Milwaukee is among the cities that have repeatedly cut law enforcement positions in recent years.
Not only has the city reduced the number of authorized police positions, it has fewer officers to fill them, leading to higher vacancy rates. This inability to fill what remaining positions the city is funding includes leadership ranks: The Milwaukee Police Department is facing a damaging loss of institutional knowledge and practical skills, a loss that could worsen policing just when Milwaukee needs its force to perform at its peak.
Wisconsin’s crime trends in essence reveal two different states: the city of Milwaukee (and other select urban areas) and the “Rest of Wisconsin.” While most of the state is relatively safe in comparison to five years ago, troubling trends in Milwaukee — one of the primary economic engines of the Badger State and home to 10% of its citizens — are undermining the health and safety of the state in general.
The Badger Institute today released four new reports as part of a Mandate for Madison crime and public safety package.
For the people who need it most — poor residents of Milwaukee, families and victims of particularly violent crimes like homicide and aggravated assault throughout the state, children in schools where politicians won’t allow police, and almost anyone awaiting a verdict — Wisconsin’s criminal justice system is failing.
Students in Milwaukee’s public high schools who want a better life and know that school is their only way up are being battered, assaulted and exposed to gunfire or other reckless conduct on a daily basis.
Criminals are emboldened if they think they won’t get caught
Survey solicits opinions on health care, crime, occupational licensing, and other issues.
Unless kids are killed or maimed, gun battles at school are just police blotter items.
Pulling cops out of public schools was a crazy idea.
Four Badger Institute police reform recommendations have been signed into law
A proposal to enhance public credibility
These bipartisan, even-handed measures will provide better data, accountability
Reforms recommended by Badger Institute will increase transparency, work opportunities
The new age of electronic monitoring
Badger Institute Policy Analyst Julie Grace testified in favor of 2021 SB 120, SB 122, and SB 123 before the Wisconsin Senate Committee on Judiciary and Public Safety on March 18, 2021.
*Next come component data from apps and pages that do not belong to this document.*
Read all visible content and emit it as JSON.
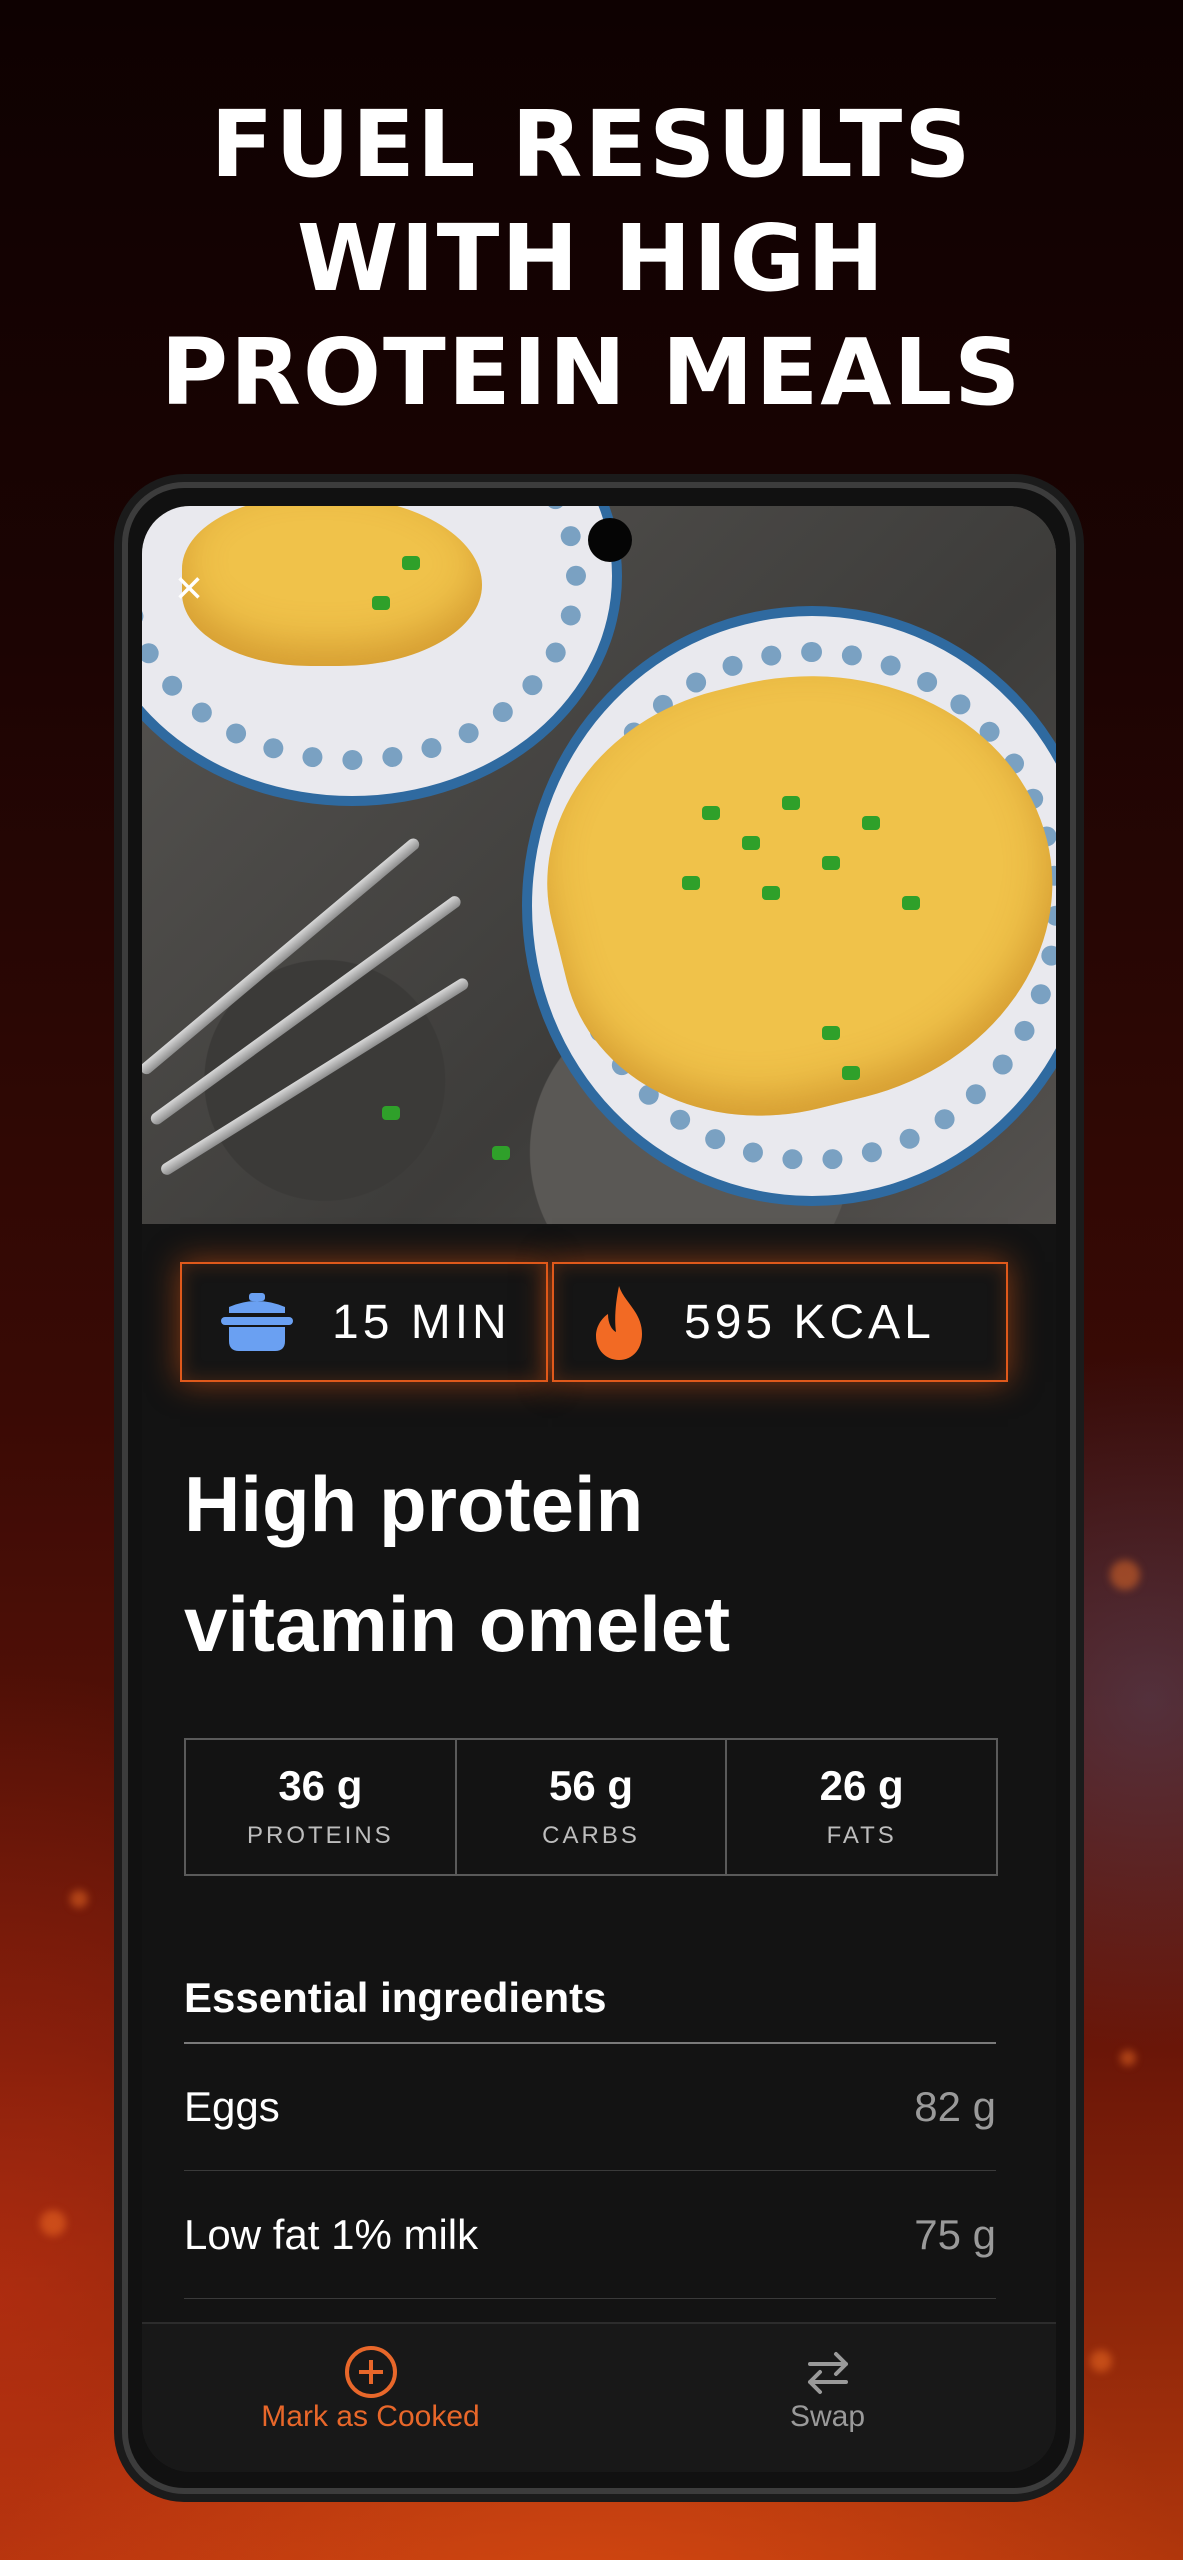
{
  "headline": [
    "FUEL RESULTS",
    "WITH HIGH",
    "PROTEIN MEALS"
  ],
  "colors": {
    "accent": "#e8672a",
    "stat_border": "#e0591b",
    "time_icon": "#6aa0f2"
  },
  "recipe": {
    "time": "15 MIN",
    "calories": "595 KCAL",
    "title_lines": [
      "High protein",
      "vitamin omelet"
    ],
    "macros": [
      {
        "value": "36 g",
        "label": "PROTEINS"
      },
      {
        "value": "56 g",
        "label": "CARBS"
      },
      {
        "value": "26 g",
        "label": "FATS"
      }
    ],
    "ingredients_heading": "Essential ingredients",
    "ingredients": [
      {
        "name": "Eggs",
        "amount": "82 g"
      },
      {
        "name": "Low fat 1% milk",
        "amount": "75 g"
      }
    ]
  },
  "icons": {
    "close": "close-icon",
    "time": "pot-icon",
    "calories": "flame-icon",
    "cooked": "plus-circle-icon",
    "swap": "swap-arrows-icon"
  },
  "bottom_bar": {
    "cooked_label": "Mark as Cooked",
    "swap_label": "Swap"
  }
}
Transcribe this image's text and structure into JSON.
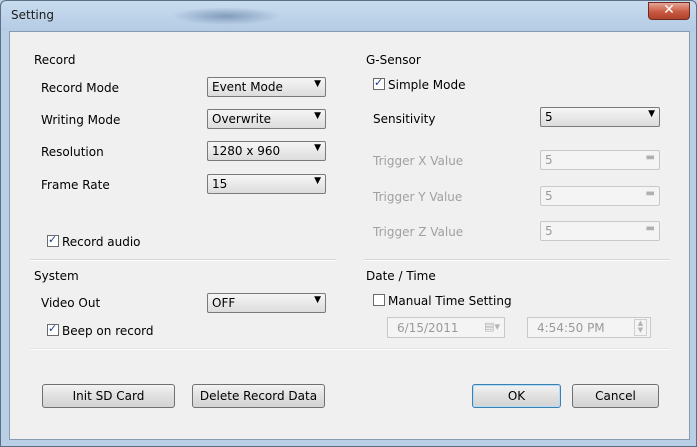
{
  "window": {
    "title": "Setting",
    "close_symbol": "✕"
  },
  "record": {
    "group_label": "Record",
    "mode_label": "Record Mode",
    "mode_value": "Event Mode",
    "writing_label": "Writing Mode",
    "writing_value": "Overwrite",
    "resolution_label": "Resolution",
    "resolution_value": "1280 x 960",
    "framerate_label": "Frame Rate",
    "framerate_value": "15",
    "audio_label": "Record audio",
    "audio_checked": true
  },
  "gsensor": {
    "group_label": "G-Sensor",
    "simple_label": "Simple Mode",
    "simple_checked": true,
    "sensitivity_label": "Sensitivity",
    "sensitivity_value": "5",
    "x_label": "Trigger X Value",
    "x_value": "5",
    "y_label": "Trigger Y Value",
    "y_value": "5",
    "z_label": "Trigger Z Value",
    "z_value": "5"
  },
  "system": {
    "group_label": "System",
    "video_label": "Video Out",
    "video_value": "OFF",
    "beep_label": "Beep on record",
    "beep_checked": true
  },
  "datetime": {
    "group_label": "Date / Time",
    "manual_label": "Manual Time Setting",
    "manual_checked": false,
    "date_value": "6/15/2011",
    "time_value": "4:54:50 PM"
  },
  "buttons": {
    "init_sd": "Init SD Card",
    "delete_data": "Delete Record Data",
    "ok": "OK",
    "cancel": "Cancel"
  }
}
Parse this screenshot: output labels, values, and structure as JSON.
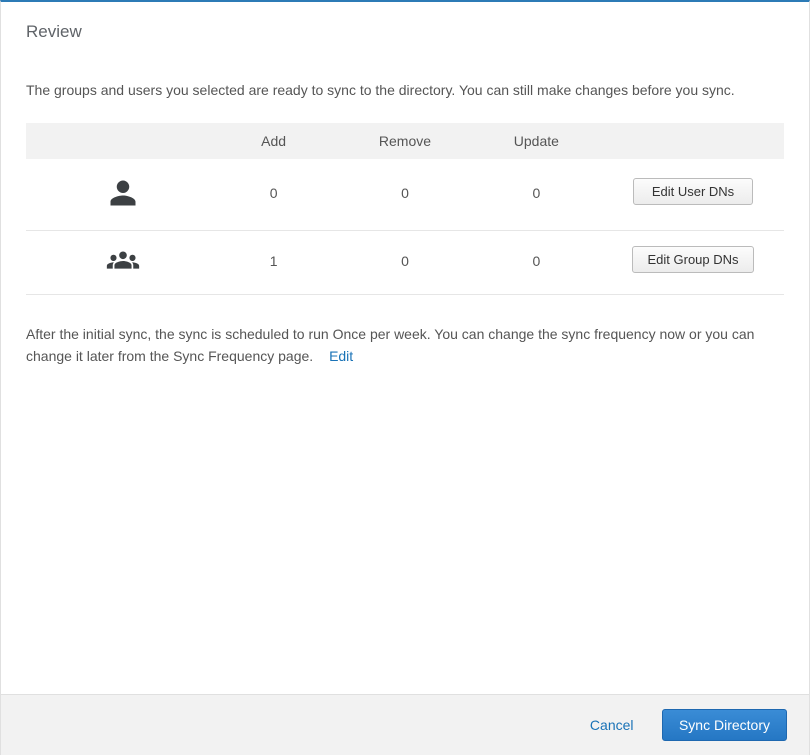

2021 SB 120, SB 122, and SB 123 would increase transparency among law enforcement use-of-force policies and incidents.
By Patrick Hughes and Julie Grace Police use of force has sparked an intense debate across America, including in our…